Matific is a collection of interactive math games and activities (on the website, tablet, or Chrome app) for grades K-6 aimed at helping kids build a conceptual understanding of various foundational skills. It has a variety of activities, assessment practice, and worksheets that you can search by grade level and topic. Aside from assessments, content comes in four forms: worksheets, episodes, word problems, and workshops. Students can complete worksheets online or teachers can print them. Episodes offer more prolonged practice around a concept, and the word problems give kids a visual framework for the problem they're working on. For a more open-ended experience, teachers can use workshops that present things like number lines or pizzas to play around with concepts like integers and fractions.

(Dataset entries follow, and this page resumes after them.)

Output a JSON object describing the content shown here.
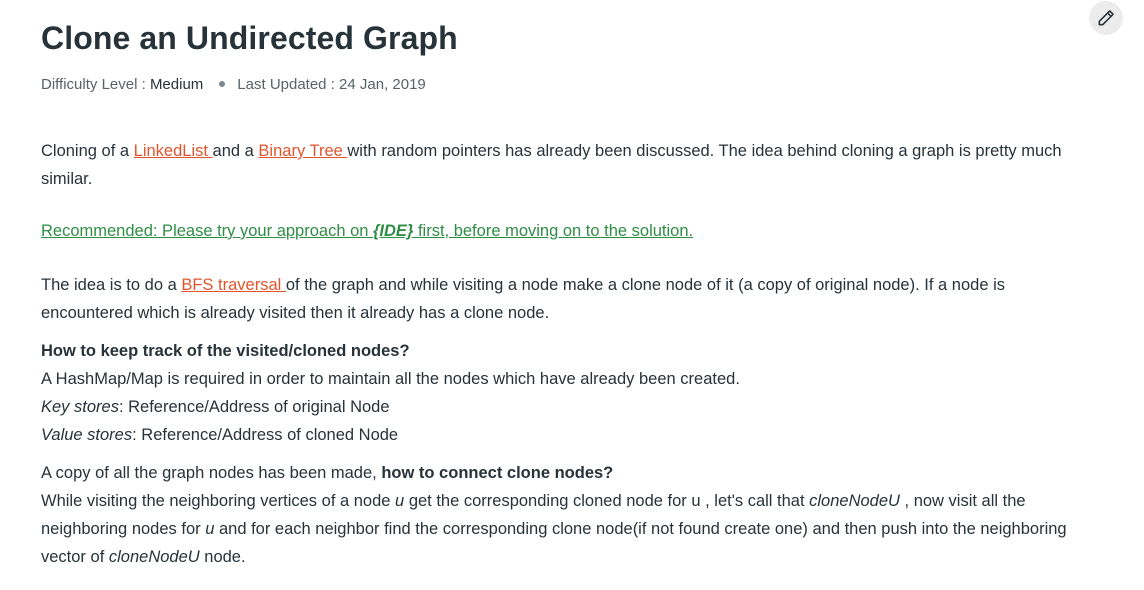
{
  "article": {
    "title": "Clone an Undirected Graph",
    "meta": {
      "difficulty_label": "Difficulty Level : ",
      "difficulty_value": "Medium",
      "updated_label": "Last Updated : ",
      "updated_value": "24 Jan, 2019"
    },
    "p1": {
      "t1": "Cloning of a ",
      "link1": "LinkedList ",
      "t2": "and a ",
      "link2": "Binary Tree ",
      "t3": "with random pointers has already been discussed. The idea behind cloning a graph is pretty much similar."
    },
    "recommended": {
      "t1": "Recommended: Please try your approach on ",
      "ide": "{IDE}",
      "t2": " first, before moving on to the solution."
    },
    "p2": {
      "t1": "The idea is to do a ",
      "link": "BFS traversal ",
      "t2": "of the graph and while visiting a node make a clone node of it (a copy of original node). If a node is encountered which is already visited then it already has a clone node."
    },
    "p3": {
      "heading": "How to keep track of the visited/cloned nodes?",
      "line1": "A HashMap/Map is required in order to maintain all the nodes which have already been created.",
      "key_label": "Key stores",
      "key_text": ": Reference/Address of original Node",
      "value_label": "Value stores",
      "value_text": ": Reference/Address of cloned Node"
    },
    "p4": {
      "t1": "A copy of all the graph nodes has been made, ",
      "bold": "how to connect clone nodes?",
      "t2": "While visiting the neighboring vertices of a node ",
      "u1": "u",
      "t3": " get the corresponding cloned node for u , let's call that ",
      "cn1": "cloneNodeU",
      "t4": " , now visit all the neighboring nodes for ",
      "u2": "u",
      "t5": " and for each neighbor find the corresponding clone node(if not found create one) and then push into the neighboring vector of ",
      "cn2": "cloneNodeU",
      "t6": " node."
    }
  },
  "icons": {
    "edit": "pencil-icon"
  },
  "colors": {
    "link": "#e0552d",
    "recommended": "#2f8d46",
    "text": "#273239"
  }
}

Teachers can assign each class to a textbook or to one of the selected state curricula to help narrow the focus to aligned activities. Activities include teacher guides that point out where each activity fits into the curriculum and offer suggestions for fitting the activity into a classroom lesson. Matific integrates with Google Classroom, making it more convenient to assign activities. There's also a pacing guide if you want to plan out the year. Reporting options include color-coded progress reports, which show results, number of attempts, and the duration of attempts to give a clear picture of student level.
Matific's engaging resources are well organized by grade and by content, and should be easy for teachers to integrate into the lessons they're already teaching. Activities cover numerous K-6 Common Core domain skills. But the activities are a bit more sophisticated than your average drills. For example, if kids are working on ratios, they might do an activity that involves a caterpillar climbing a portion of a flower stem. If they get stuck, they can access a hint that might get them back on track. Trial-and-error methods for some activities create an engaging play-like atmosphere for learning.
All grades include interactive activities and PDF worksheets. Some activities are repeated from one grade to the next, but in these cases, difficulty and complexity are increased. Since the worksheets are available to complete online or for printing, teachers are more able to give kids what they need despite the absence of technology at home. And since content comes in lots of languages, more students can use it with less struggle. Having a bit more instructional feedback when kids get problems wrong and suggesting content for kids to help teachers differentiate more effectively would be helpful. But overall, Matific is a solid choice as a supplemental tool for reinforcing kids' conceptual understanding of foundational math skills.